◆ INSTRUCTIONS FOR THE TASK: Working from the listing below, pick each line containing the word "with" and copy it.

◆ AVAILABLE DATA:
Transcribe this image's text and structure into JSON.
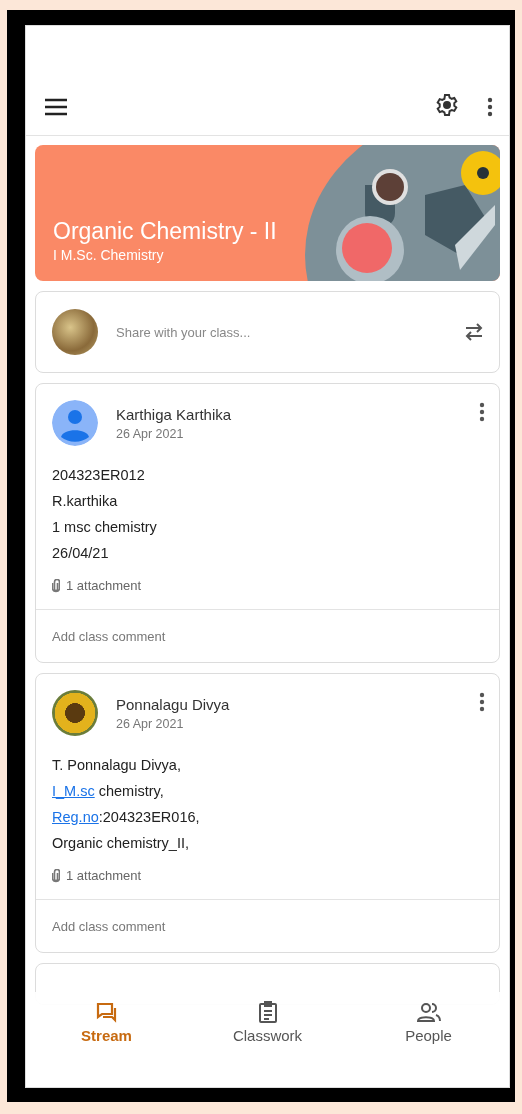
{
  "class_banner": {
    "title": "Organic Chemistry - II",
    "subtitle": "I M.Sc. Chemistry"
  },
  "share_box": {
    "placeholder": "Share with your class..."
  },
  "posts": [
    {
      "author": "Karthiga Karthika",
      "date": "26 Apr 2021",
      "kind": "default",
      "lines": [
        [
          {
            "kind": "text",
            "text": "204323ER012"
          }
        ],
        [
          {
            "kind": "text",
            "text": "R.karthika"
          }
        ],
        [
          {
            "kind": "text",
            "text": "1 msc chemistry"
          }
        ],
        [
          {
            "kind": "text",
            "text": "26/04/21"
          }
        ]
      ],
      "attachments": "1 attachment",
      "comment_placeholder": "Add class comment"
    },
    {
      "author": "Ponnalagu Divya",
      "date": "26 Apr 2021",
      "kind": "photo",
      "lines": [
        [
          {
            "kind": "text",
            "text": "T. Ponnalagu Divya,"
          }
        ],
        [
          {
            "kind": "link",
            "text": "I_M.sc"
          },
          {
            "kind": "text",
            "text": " chemistry,"
          }
        ],
        [
          {
            "kind": "link",
            "text": "Reg.no"
          },
          {
            "kind": "text",
            "text": ":204323ER016,"
          }
        ],
        [
          {
            "kind": "text",
            "text": "Organic chemistry_II,"
          }
        ]
      ],
      "attachments": "1 attachment",
      "comment_placeholder": "Add class comment"
    }
  ],
  "bottom_nav": [
    {
      "label": "Stream",
      "selected": true
    },
    {
      "label": "Classwork",
      "selected": false
    },
    {
      "label": "People",
      "selected": false
    }
  ]
}
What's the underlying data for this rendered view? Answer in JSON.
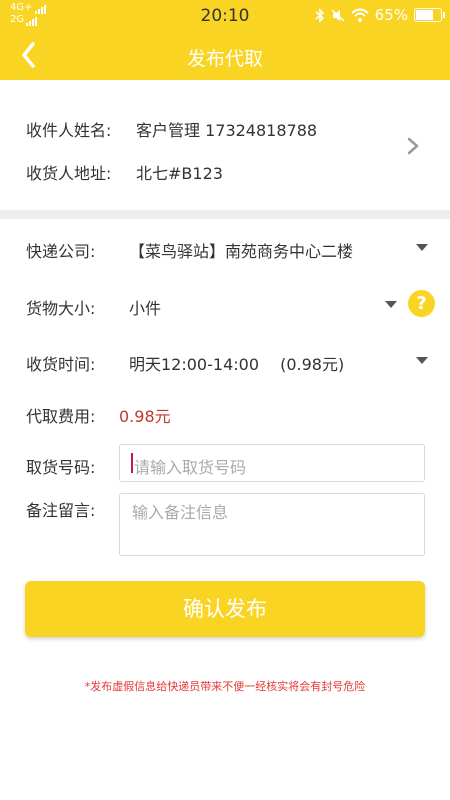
{
  "status_bar": {
    "network_top": "4G+",
    "network_bottom": "2G",
    "time": "20:10",
    "battery": "65%",
    "icons": [
      "signal-icon",
      "bluetooth-icon",
      "mute-icon",
      "wifi-icon",
      "battery-icon"
    ]
  },
  "header": {
    "title": "发布代取",
    "back_icon": "chevron-left-icon"
  },
  "recipient": {
    "name_label": "收件人姓名:",
    "name_value": "客户管理 17324818788",
    "address_label": "收货人地址:",
    "address_value": "北七#B123"
  },
  "form": {
    "courier_label": "快递公司:",
    "courier_value": "【菜鸟驿站】南苑商务中心二楼",
    "size_label": "货物大小:",
    "size_value": "小件",
    "time_label": "收货时间:",
    "time_value": "明天12:00-14:00　 (0.98元)",
    "fee_label": "代取费用:",
    "fee_value": "0.98元",
    "code_label": "取货号码:",
    "code_placeholder": "请输入取货号码",
    "note_label": "备注留言:",
    "note_placeholder": "输入备注信息",
    "help_symbol": "?"
  },
  "submit_label": "确认发布",
  "warning": "*发布虚假信息给快递员带来不便一经核实将会有封号危险",
  "colors": {
    "accent": "#f9d423",
    "warning": "#e53935",
    "fee": "#c0392b"
  }
}
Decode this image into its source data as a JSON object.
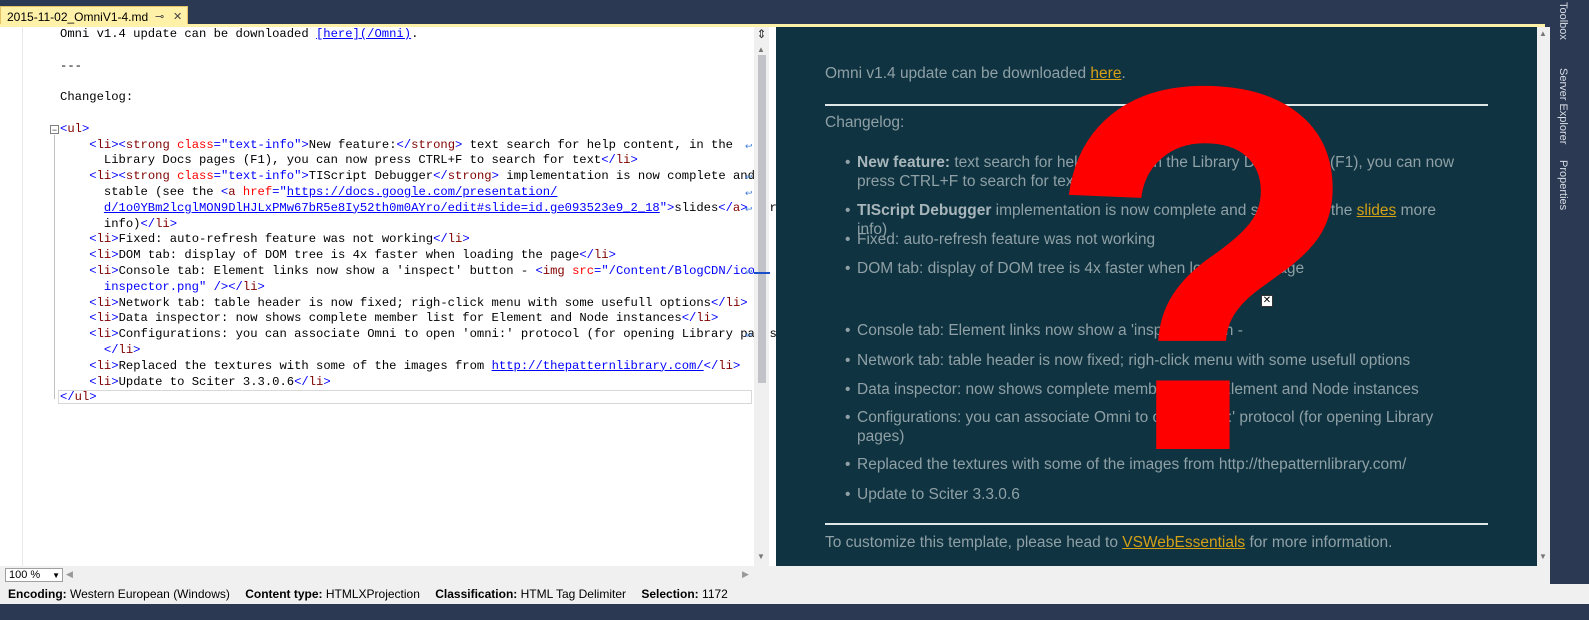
{
  "tab": {
    "title": "2015-11-02_OmniV1-4.md",
    "pin_glyph": "⊸",
    "close_glyph": "✕"
  },
  "editor": {
    "lines": [
      [
        {
          "c": "plain",
          "t": "Omni v1.4 update can be downloaded "
        },
        {
          "c": "link",
          "t": "[here](/Omni)"
        },
        {
          "c": "plain",
          "t": "."
        }
      ],
      [],
      [
        {
          "c": "plain",
          "t": "---"
        }
      ],
      [],
      [
        {
          "c": "plain",
          "t": "Changelog:"
        }
      ],
      [],
      [
        {
          "c": "tag",
          "t": "<"
        },
        {
          "c": "name",
          "t": "ul"
        },
        {
          "c": "tag",
          "t": ">"
        }
      ],
      [
        {
          "c": "plain",
          "t": "    "
        },
        {
          "c": "tag",
          "t": "<"
        },
        {
          "c": "name",
          "t": "li"
        },
        {
          "c": "tag",
          "t": "><"
        },
        {
          "c": "name",
          "t": "strong"
        },
        {
          "c": "plain",
          "t": " "
        },
        {
          "c": "attr",
          "t": "class"
        },
        {
          "c": "tag",
          "t": "=\"text-info\">"
        },
        {
          "c": "plain",
          "t": "New feature:"
        },
        {
          "c": "tag",
          "t": "</"
        },
        {
          "c": "name",
          "t": "strong"
        },
        {
          "c": "tag",
          "t": ">"
        },
        {
          "c": "plain",
          "t": " text search for help content, in the"
        }
      ],
      [
        {
          "c": "plain",
          "t": "      Library Docs pages (F1), you can now press CTRL+F to search for text"
        },
        {
          "c": "tag",
          "t": "</"
        },
        {
          "c": "name",
          "t": "li"
        },
        {
          "c": "tag",
          "t": ">"
        }
      ],
      [
        {
          "c": "plain",
          "t": "    "
        },
        {
          "c": "tag",
          "t": "<"
        },
        {
          "c": "name",
          "t": "li"
        },
        {
          "c": "tag",
          "t": "><"
        },
        {
          "c": "name",
          "t": "strong"
        },
        {
          "c": "plain",
          "t": " "
        },
        {
          "c": "attr",
          "t": "class"
        },
        {
          "c": "tag",
          "t": "=\"text-info\">"
        },
        {
          "c": "plain",
          "t": "TIScript Debugger"
        },
        {
          "c": "tag",
          "t": "</"
        },
        {
          "c": "name",
          "t": "strong"
        },
        {
          "c": "tag",
          "t": ">"
        },
        {
          "c": "plain",
          "t": " implementation is now complete and"
        }
      ],
      [
        {
          "c": "plain",
          "t": "      stable (see the "
        },
        {
          "c": "tag",
          "t": "<"
        },
        {
          "c": "name",
          "t": "a"
        },
        {
          "c": "plain",
          "t": " "
        },
        {
          "c": "attr",
          "t": "href"
        },
        {
          "c": "tag",
          "t": "=\""
        },
        {
          "c": "val",
          "t": "https://docs.google.com/presentation/"
        }
      ],
      [
        {
          "c": "plain",
          "t": "      "
        },
        {
          "c": "val",
          "t": "d/1o0YBm2lcglMON9DlHJLxPMw67bR5e8Iy52th0m0AYro/edit#slide=id.ge093523e9_2_18"
        },
        {
          "c": "tag",
          "t": "\">"
        },
        {
          "c": "plain",
          "t": "slides"
        },
        {
          "c": "tag",
          "t": "</"
        },
        {
          "c": "name",
          "t": "a"
        },
        {
          "c": "tag",
          "t": ">"
        },
        {
          "c": "plain",
          "t": " more"
        }
      ],
      [
        {
          "c": "plain",
          "t": "      info)"
        },
        {
          "c": "tag",
          "t": "</"
        },
        {
          "c": "name",
          "t": "li"
        },
        {
          "c": "tag",
          "t": ">"
        }
      ],
      [
        {
          "c": "plain",
          "t": "    "
        },
        {
          "c": "tag",
          "t": "<"
        },
        {
          "c": "name",
          "t": "li"
        },
        {
          "c": "tag",
          "t": ">"
        },
        {
          "c": "plain",
          "t": "Fixed: auto-refresh feature was not working"
        },
        {
          "c": "tag",
          "t": "</"
        },
        {
          "c": "name",
          "t": "li"
        },
        {
          "c": "tag",
          "t": ">"
        }
      ],
      [
        {
          "c": "plain",
          "t": "    "
        },
        {
          "c": "tag",
          "t": "<"
        },
        {
          "c": "name",
          "t": "li"
        },
        {
          "c": "tag",
          "t": ">"
        },
        {
          "c": "plain",
          "t": "DOM tab: display of DOM tree is 4x faster when loading the page"
        },
        {
          "c": "tag",
          "t": "</"
        },
        {
          "c": "name",
          "t": "li"
        },
        {
          "c": "tag",
          "t": ">"
        }
      ],
      [
        {
          "c": "plain",
          "t": "    "
        },
        {
          "c": "tag",
          "t": "<"
        },
        {
          "c": "name",
          "t": "li"
        },
        {
          "c": "tag",
          "t": ">"
        },
        {
          "c": "plain",
          "t": "Console tab: Element links now show a 'inspect' button - "
        },
        {
          "c": "tag",
          "t": "<"
        },
        {
          "c": "name",
          "t": "img"
        },
        {
          "c": "plain",
          "t": " "
        },
        {
          "c": "attr",
          "t": "src"
        },
        {
          "c": "tag",
          "t": "=\"/Content/BlogCDN/icon-"
        }
      ],
      [
        {
          "c": "plain",
          "t": "      "
        },
        {
          "c": "tag",
          "t": "inspector.png\" />"
        },
        {
          "c": "tag",
          "t": "</"
        },
        {
          "c": "name",
          "t": "li"
        },
        {
          "c": "tag",
          "t": ">"
        }
      ],
      [
        {
          "c": "plain",
          "t": "    "
        },
        {
          "c": "tag",
          "t": "<"
        },
        {
          "c": "name",
          "t": "li"
        },
        {
          "c": "tag",
          "t": ">"
        },
        {
          "c": "plain",
          "t": "Network tab: table header is now fixed; righ-click menu with some usefull options"
        },
        {
          "c": "tag",
          "t": "</"
        },
        {
          "c": "name",
          "t": "li"
        },
        {
          "c": "tag",
          "t": ">"
        }
      ],
      [
        {
          "c": "plain",
          "t": "    "
        },
        {
          "c": "tag",
          "t": "<"
        },
        {
          "c": "name",
          "t": "li"
        },
        {
          "c": "tag",
          "t": ">"
        },
        {
          "c": "plain",
          "t": "Data inspector: now shows complete member list for Element and Node instances"
        },
        {
          "c": "tag",
          "t": "</"
        },
        {
          "c": "name",
          "t": "li"
        },
        {
          "c": "tag",
          "t": ">"
        }
      ],
      [
        {
          "c": "plain",
          "t": "    "
        },
        {
          "c": "tag",
          "t": "<"
        },
        {
          "c": "name",
          "t": "li"
        },
        {
          "c": "tag",
          "t": ">"
        },
        {
          "c": "plain",
          "t": "Configurations: you can associate Omni to open 'omni:' protocol (for opening Library pages)"
        }
      ],
      [
        {
          "c": "plain",
          "t": "      "
        },
        {
          "c": "tag",
          "t": "</"
        },
        {
          "c": "name",
          "t": "li"
        },
        {
          "c": "tag",
          "t": ">"
        }
      ],
      [
        {
          "c": "plain",
          "t": "    "
        },
        {
          "c": "tag",
          "t": "<"
        },
        {
          "c": "name",
          "t": "li"
        },
        {
          "c": "tag",
          "t": ">"
        },
        {
          "c": "plain",
          "t": "Replaced the textures with some of the images from "
        },
        {
          "c": "link",
          "t": "http://thepatternlibrary.com/"
        },
        {
          "c": "tag",
          "t": "</"
        },
        {
          "c": "name",
          "t": "li"
        },
        {
          "c": "tag",
          "t": ">"
        }
      ],
      [
        {
          "c": "plain",
          "t": "    "
        },
        {
          "c": "tag",
          "t": "<"
        },
        {
          "c": "name",
          "t": "li"
        },
        {
          "c": "tag",
          "t": ">"
        },
        {
          "c": "plain",
          "t": "Update to Sciter 3.3.0.6"
        },
        {
          "c": "tag",
          "t": "</"
        },
        {
          "c": "name",
          "t": "li"
        },
        {
          "c": "tag",
          "t": ">"
        }
      ],
      [
        {
          "c": "tag",
          "t": "</"
        },
        {
          "c": "name",
          "t": "ul"
        },
        {
          "c": "tag",
          "t": ">"
        }
      ]
    ],
    "wrap_glyph": "↩",
    "collapse_glyph": "−"
  },
  "preview": {
    "intro_text": "Omni v1.4 update can be downloaded ",
    "intro_link": "here",
    "intro_tail": ".",
    "changelog": "Changelog:",
    "items": [
      {
        "strong": "New feature:",
        "text": " text search for help content, in the Library Docs pages (F1), you can now"
      },
      {
        "strong": "TIScript Debugger",
        "text": " implementation is now complete and stable (see the "
      },
      {
        "strong": "",
        "text": "Fixed: auto-refresh feature was not working"
      },
      {
        "strong": "",
        "text": "DOM tab: display of DOM tree is 4x faster when loading the page"
      },
      {
        "strong": "",
        "text": "Console tab: Element links now show a 'inspect' button -"
      },
      {
        "strong": "",
        "text": "Network tab: table header is now fixed; righ-click menu with some usefull options"
      },
      {
        "strong": "",
        "text": "Data inspector: now shows complete member list for Element and Node instances"
      },
      {
        "strong": "",
        "text": "Configurations: you can associate Omni to open 'omni:' protocol (for opening Library"
      },
      {
        "strong": "",
        "text": "Replaced the textures with some of the images from http://thepatternlibrary.com/"
      },
      {
        "strong": "",
        "text": "Update to Sciter 3.3.0.6"
      }
    ],
    "item1_line2": "press CTRL+F to search for text",
    "item2_link": "slides",
    "item2_tail": " more info)",
    "item8_line2": "pages)",
    "footer_text": "To customize this template, please head to ",
    "footer_link": "VSWebEssentials",
    "footer_tail": " for more information.",
    "overlay_glyph": "?",
    "broken_image_glyph": "✕"
  },
  "right_rail": [
    "Toolbox",
    "Server Explorer",
    "Properties"
  ],
  "zoom": {
    "value": "100 %"
  },
  "status": {
    "encoding_label": "Encoding:",
    "encoding_value": "Western European (Windows)",
    "content_type_label": "Content type:",
    "content_type_value": "HTMLXProjection",
    "classification_label": "Classification:",
    "classification_value": "HTML Tag Delimiter",
    "selection_label": "Selection:",
    "selection_value": "1172"
  },
  "colors": {
    "accent_tab": "#fff1a8",
    "preview_bg": "#0f3340",
    "link_gold": "#d4a017",
    "overlay_red": "#ff0000"
  }
}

◆ SOLUTION TO THIS PROBLEM:
    "placeholder": "Share with your class..."
          "t": "Network tab: table header is now fixed; righ-click menu with some usefull options"
          "t": "Replaced the textures with some of the images from "
        "text": "Network tab: table header is now fixed; righ-click menu with some usefull options"
        "text": "Replaced the textures with some of the images from http://thepatternlibrary.com/"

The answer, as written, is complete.